_Assigned task_.
Search the material for the word "Video" and copy each line that holds it.

━━━━━━━━

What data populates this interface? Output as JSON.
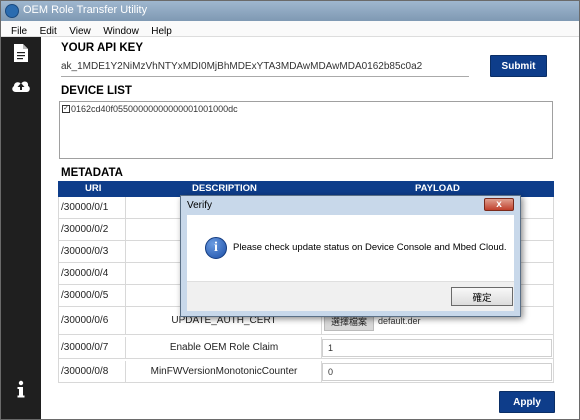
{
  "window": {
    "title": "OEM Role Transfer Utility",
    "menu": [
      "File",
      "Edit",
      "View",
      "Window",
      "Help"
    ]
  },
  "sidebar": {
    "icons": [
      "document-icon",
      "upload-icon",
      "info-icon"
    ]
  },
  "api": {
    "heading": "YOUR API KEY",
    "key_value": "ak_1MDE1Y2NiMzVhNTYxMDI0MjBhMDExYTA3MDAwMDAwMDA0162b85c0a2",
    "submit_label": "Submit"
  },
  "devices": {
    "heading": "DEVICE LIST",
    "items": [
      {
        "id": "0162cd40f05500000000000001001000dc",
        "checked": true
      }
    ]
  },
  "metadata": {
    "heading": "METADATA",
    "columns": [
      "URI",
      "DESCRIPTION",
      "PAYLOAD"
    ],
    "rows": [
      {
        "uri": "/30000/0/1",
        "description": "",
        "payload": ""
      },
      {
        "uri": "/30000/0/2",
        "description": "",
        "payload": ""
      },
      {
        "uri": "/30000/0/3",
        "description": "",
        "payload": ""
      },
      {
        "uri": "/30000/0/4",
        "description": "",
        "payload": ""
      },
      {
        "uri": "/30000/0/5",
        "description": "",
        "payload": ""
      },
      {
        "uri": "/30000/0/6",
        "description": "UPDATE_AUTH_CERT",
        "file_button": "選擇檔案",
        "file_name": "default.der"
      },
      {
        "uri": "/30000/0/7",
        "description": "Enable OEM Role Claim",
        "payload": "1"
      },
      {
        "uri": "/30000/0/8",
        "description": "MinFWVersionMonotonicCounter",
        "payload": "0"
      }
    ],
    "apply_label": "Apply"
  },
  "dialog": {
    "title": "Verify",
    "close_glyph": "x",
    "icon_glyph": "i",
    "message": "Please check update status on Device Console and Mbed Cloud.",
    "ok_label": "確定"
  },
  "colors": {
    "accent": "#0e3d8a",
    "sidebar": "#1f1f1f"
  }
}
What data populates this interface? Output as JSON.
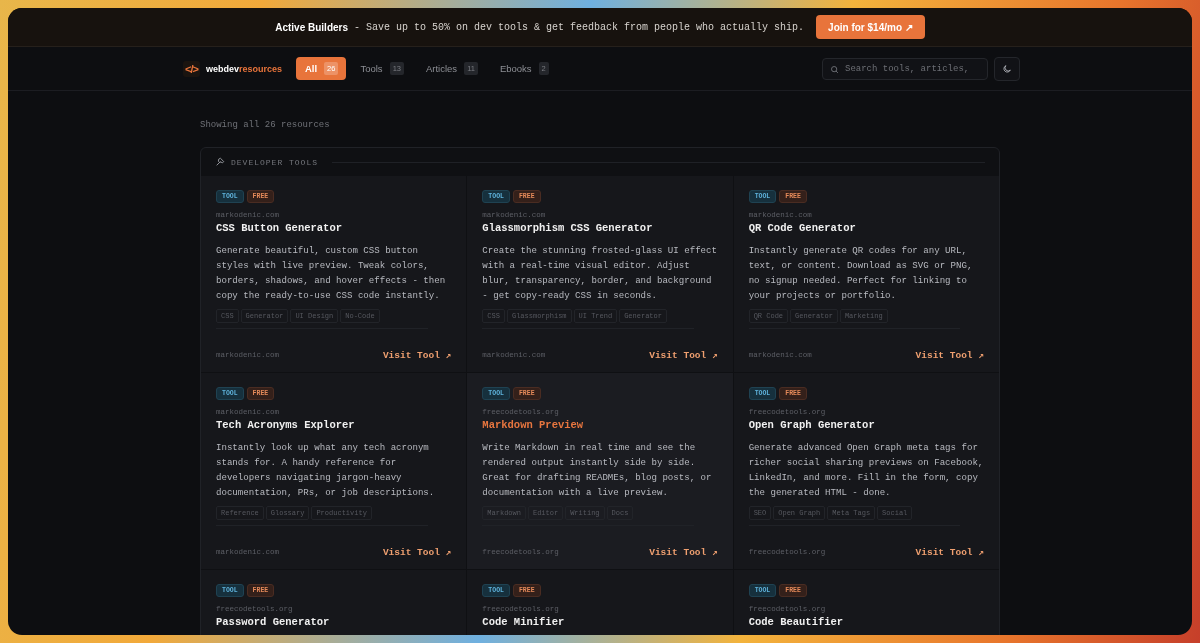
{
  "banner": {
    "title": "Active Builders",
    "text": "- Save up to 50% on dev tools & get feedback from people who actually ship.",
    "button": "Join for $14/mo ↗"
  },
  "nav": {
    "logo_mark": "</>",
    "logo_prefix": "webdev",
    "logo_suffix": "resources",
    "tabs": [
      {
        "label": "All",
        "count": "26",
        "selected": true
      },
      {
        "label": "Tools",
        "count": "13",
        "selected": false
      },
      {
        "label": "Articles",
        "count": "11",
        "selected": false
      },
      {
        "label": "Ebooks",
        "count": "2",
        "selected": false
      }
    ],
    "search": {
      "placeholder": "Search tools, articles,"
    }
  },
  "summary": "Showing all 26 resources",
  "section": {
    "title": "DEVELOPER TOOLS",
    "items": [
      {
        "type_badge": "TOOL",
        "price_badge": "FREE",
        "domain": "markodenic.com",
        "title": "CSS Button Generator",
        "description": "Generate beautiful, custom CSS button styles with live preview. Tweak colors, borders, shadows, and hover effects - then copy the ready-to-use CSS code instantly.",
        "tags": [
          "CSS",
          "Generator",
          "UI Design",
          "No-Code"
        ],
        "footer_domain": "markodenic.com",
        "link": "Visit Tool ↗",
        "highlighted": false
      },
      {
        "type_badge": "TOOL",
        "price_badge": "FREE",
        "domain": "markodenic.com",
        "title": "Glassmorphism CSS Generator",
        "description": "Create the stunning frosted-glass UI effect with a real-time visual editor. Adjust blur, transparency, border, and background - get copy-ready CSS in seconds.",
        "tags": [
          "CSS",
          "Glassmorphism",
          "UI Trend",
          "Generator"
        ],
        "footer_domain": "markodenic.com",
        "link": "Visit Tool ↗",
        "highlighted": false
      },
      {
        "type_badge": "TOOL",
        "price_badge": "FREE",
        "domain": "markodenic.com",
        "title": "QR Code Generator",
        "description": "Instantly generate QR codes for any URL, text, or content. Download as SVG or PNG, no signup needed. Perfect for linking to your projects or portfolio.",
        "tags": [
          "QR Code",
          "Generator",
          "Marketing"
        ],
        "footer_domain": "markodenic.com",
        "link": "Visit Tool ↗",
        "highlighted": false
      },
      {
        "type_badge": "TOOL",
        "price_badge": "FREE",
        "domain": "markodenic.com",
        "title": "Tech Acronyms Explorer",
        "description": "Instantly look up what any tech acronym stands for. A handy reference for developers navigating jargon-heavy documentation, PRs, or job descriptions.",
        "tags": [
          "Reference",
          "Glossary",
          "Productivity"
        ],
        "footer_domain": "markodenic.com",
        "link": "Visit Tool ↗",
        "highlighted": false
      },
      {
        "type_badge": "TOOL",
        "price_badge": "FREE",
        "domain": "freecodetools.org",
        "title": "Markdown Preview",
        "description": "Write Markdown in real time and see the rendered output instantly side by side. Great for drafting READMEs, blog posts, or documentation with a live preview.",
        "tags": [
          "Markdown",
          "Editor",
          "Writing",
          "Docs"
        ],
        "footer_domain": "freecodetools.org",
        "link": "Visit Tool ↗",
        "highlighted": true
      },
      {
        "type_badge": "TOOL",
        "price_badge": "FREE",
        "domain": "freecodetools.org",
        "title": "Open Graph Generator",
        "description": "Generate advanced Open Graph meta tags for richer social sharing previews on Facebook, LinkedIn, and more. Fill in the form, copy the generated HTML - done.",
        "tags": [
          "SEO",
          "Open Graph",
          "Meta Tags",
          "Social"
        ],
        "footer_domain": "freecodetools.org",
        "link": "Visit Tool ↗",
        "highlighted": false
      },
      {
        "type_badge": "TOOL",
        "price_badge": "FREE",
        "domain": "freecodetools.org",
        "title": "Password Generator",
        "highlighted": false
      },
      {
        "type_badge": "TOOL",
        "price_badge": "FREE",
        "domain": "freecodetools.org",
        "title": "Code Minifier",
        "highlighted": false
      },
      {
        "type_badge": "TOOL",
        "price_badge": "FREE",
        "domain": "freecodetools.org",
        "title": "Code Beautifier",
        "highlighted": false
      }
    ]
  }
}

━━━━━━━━

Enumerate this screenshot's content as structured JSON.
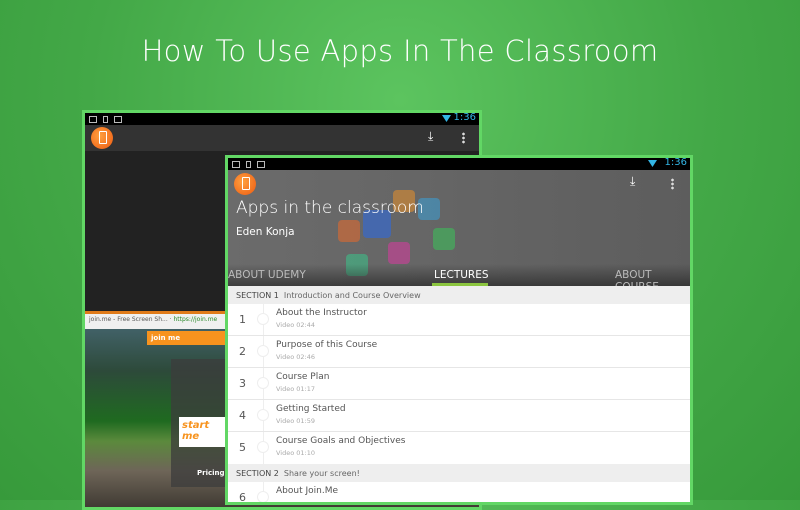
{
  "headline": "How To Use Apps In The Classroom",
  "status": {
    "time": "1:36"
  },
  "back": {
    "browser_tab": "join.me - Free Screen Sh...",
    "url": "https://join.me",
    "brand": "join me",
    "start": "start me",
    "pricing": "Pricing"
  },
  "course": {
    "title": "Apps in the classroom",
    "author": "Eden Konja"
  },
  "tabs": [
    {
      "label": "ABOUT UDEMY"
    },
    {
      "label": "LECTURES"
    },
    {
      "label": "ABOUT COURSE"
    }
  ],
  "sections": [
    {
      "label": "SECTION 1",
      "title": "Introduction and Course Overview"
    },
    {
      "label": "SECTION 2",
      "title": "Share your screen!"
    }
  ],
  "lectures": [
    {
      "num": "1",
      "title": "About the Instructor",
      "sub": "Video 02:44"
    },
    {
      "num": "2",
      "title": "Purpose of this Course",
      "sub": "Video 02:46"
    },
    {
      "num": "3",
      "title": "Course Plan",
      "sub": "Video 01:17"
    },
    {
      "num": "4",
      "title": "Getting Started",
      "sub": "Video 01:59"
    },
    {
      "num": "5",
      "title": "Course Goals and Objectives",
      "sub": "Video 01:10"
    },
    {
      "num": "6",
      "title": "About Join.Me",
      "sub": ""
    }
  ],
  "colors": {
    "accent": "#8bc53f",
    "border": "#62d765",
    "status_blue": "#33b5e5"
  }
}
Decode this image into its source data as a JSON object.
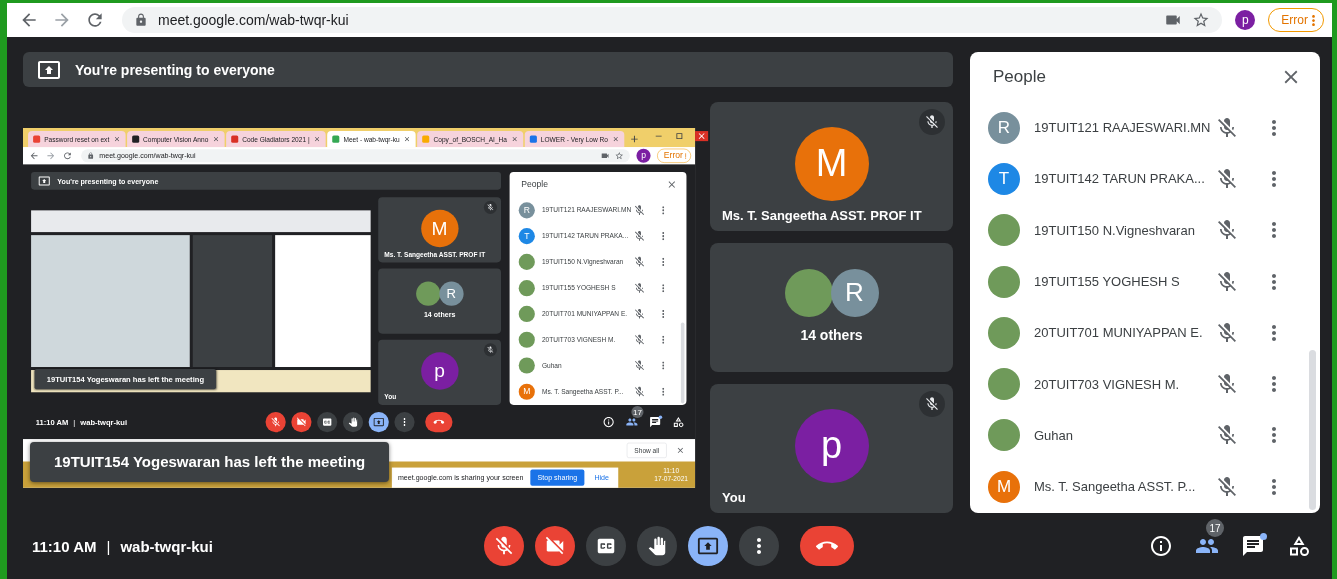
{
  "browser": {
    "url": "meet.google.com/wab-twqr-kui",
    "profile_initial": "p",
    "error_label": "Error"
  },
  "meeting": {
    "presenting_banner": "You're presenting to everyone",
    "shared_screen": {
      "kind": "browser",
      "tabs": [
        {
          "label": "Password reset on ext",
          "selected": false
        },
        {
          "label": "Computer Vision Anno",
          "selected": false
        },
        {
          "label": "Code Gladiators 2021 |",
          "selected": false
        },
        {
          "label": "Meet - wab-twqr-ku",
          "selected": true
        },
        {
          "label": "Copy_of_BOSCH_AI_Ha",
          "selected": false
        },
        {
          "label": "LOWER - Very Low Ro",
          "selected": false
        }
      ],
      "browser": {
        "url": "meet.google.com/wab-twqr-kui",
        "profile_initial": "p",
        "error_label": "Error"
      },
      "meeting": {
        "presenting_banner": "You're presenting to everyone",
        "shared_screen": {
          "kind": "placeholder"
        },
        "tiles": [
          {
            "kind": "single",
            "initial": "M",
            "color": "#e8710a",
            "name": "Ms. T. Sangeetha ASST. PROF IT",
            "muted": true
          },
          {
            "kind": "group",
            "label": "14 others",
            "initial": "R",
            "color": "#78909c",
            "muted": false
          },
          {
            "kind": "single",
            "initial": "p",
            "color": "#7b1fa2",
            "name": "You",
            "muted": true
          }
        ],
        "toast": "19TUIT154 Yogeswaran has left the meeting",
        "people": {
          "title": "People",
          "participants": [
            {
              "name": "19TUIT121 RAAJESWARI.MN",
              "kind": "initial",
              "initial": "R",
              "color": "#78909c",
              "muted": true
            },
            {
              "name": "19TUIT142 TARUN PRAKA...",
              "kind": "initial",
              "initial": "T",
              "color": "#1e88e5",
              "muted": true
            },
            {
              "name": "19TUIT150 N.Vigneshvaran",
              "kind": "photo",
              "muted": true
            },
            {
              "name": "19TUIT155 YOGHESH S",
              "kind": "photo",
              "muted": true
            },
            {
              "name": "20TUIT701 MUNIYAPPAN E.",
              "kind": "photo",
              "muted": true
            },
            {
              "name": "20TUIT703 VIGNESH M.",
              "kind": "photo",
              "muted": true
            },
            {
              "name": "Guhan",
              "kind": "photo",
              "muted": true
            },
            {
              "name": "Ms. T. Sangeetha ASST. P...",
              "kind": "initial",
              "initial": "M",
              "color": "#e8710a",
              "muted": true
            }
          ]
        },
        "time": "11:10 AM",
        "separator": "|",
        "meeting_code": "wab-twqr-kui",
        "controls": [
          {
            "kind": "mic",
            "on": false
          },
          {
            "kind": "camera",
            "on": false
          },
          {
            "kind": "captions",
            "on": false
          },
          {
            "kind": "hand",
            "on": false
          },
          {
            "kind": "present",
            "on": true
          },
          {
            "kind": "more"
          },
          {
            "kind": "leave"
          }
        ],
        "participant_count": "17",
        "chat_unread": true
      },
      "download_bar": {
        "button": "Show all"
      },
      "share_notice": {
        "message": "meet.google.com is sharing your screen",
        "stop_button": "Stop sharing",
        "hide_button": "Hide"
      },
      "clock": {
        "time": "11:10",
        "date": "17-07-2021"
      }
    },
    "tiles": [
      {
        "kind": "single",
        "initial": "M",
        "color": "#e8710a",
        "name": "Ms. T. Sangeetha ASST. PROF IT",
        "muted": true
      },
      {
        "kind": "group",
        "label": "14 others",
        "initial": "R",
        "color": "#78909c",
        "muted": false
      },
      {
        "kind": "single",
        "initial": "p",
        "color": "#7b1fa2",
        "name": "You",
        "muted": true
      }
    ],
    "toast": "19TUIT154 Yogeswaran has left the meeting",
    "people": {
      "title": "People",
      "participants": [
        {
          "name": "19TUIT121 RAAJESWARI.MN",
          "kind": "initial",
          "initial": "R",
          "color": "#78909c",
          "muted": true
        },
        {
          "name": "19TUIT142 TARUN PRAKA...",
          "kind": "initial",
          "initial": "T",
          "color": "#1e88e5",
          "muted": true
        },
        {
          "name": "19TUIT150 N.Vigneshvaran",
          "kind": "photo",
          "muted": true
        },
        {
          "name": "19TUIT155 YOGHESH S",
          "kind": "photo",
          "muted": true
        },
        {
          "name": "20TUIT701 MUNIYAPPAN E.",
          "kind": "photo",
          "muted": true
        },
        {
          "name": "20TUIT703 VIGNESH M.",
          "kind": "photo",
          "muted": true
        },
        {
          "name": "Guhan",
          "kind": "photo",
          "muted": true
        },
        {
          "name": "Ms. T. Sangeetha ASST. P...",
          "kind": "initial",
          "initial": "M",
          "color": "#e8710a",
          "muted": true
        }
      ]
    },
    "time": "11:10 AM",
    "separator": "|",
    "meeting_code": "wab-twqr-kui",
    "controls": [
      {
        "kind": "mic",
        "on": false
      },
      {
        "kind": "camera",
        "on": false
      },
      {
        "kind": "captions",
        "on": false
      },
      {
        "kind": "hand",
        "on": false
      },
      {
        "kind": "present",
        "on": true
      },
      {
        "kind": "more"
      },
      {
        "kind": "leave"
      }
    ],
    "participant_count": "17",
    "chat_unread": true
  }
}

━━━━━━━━

_Solution to this task_.
      "sub": "Video 02:44"
      "sub": "Video 02:46"
      "sub": "Video 01:17"
      "sub": "Video 01:59"
      "sub": "Video 01:10"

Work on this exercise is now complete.